In cooperation with the American Museum of Natural History a new and exciting exhibition called “Brain – The Inside Story”, opened its doors at the Ljubljana Exhibition and Convention Centre on 15 May.
If you are curious about how the brain works, what is actually happening inside your head when you sense an experience or when you feel a strong emotion like love or anger, come treat yourself with some low-calorie but extremely tasteful sensations which will drive you to probe deeper into the less than 1.5 kilograms of the familiar universe that you always carry with you. Or will it carry you away?
The exhibition is open every day from 9 a.m. until 8 p.m. and will be held in Ljubljana until 24 August when it travels back to the United States.
On the opening day we were talking to the curator of the exhibition, Rob DeSalle, who gave us an interesting comment about the way the exhibition is built: ”We wanted to show that this is your brain, and how you interact with the exhibition is the way your brains work.”
The exhibition is rich with interactive and educational models like this one here called homunculus, which shows you, proportionally, how sensitive a certain part of your body is to touch and how big that area is in your brain. Centers for lips, fingers and palms are especially big.
In a demonstration video of a dancer in her training session you can see which parts of your brain are active in your everyday tasks.
Now can you can see clearly? When different parts of your brain communicate with each other, you get a clear picture of what you see.
What are your facial expressions when you are sad? How you communicate with the world informs people around you about how you feel and how to communicate with you.
The Brain puzzle.
Our emotions are communicated by neurotransmitters which travel between cells. Different chemical substances can enhance or block the functioning of neurotransmitters. Coffee is the mildest of drugs most of us could hardly live without.

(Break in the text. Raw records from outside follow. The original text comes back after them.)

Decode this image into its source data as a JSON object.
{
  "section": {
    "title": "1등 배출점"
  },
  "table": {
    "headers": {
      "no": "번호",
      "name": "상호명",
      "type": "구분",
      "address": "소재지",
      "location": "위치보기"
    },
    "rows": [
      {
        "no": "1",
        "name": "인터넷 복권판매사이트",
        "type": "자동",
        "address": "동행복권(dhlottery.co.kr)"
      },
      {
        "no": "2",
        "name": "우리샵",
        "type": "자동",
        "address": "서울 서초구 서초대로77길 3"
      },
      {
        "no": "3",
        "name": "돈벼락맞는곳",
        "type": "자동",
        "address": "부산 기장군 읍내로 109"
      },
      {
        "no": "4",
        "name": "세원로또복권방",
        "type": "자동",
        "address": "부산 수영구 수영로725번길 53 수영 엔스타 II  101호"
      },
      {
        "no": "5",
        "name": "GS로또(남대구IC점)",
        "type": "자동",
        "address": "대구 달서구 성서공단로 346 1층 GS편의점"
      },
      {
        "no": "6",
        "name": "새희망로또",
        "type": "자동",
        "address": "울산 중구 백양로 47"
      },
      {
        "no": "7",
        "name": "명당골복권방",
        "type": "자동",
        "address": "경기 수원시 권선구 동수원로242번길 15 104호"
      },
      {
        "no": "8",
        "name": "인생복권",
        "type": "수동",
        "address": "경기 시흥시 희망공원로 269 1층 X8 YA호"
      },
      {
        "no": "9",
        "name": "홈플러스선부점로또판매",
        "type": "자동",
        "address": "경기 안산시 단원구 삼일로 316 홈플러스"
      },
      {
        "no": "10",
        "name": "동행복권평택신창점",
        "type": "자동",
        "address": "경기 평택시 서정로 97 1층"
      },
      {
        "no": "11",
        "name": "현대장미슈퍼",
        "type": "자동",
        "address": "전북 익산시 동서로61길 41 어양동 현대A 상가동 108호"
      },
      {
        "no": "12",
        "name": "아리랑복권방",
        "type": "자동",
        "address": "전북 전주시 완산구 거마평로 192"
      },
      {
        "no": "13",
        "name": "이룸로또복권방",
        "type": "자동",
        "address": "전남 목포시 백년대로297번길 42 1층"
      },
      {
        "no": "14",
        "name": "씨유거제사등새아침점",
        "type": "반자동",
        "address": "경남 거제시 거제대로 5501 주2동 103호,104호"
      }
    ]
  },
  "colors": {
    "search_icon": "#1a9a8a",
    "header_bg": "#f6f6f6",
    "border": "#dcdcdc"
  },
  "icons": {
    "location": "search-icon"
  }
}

In the midsection of the exhibition you are literally already deep inside your brain. Here you’ll learn about more complex human processes like language, memory and decision making.
Hippocampus: the part of the brain responsible for creating long term memory and mental maps, grows with its use. Imagine the size of it in a London taxi driver!
The exhibition then takes you on a journey where you learn how your brain develops from infancy to old age. In old age your brain slows down, but the more you use it the sharper it remains.
Develop your brain by drawing a star while looking in a mirror. Will your brain learn and grow the second time you try? Test yourself and find out.
The last section looks at the future. You can learn how the brain communicates with the computer, how blind people can see using bionic eyes, and what other “futuristic” research is already on the way.
Take an evolutionary ride and grow your brain some more. This exhibition is more than appropriate for all generations!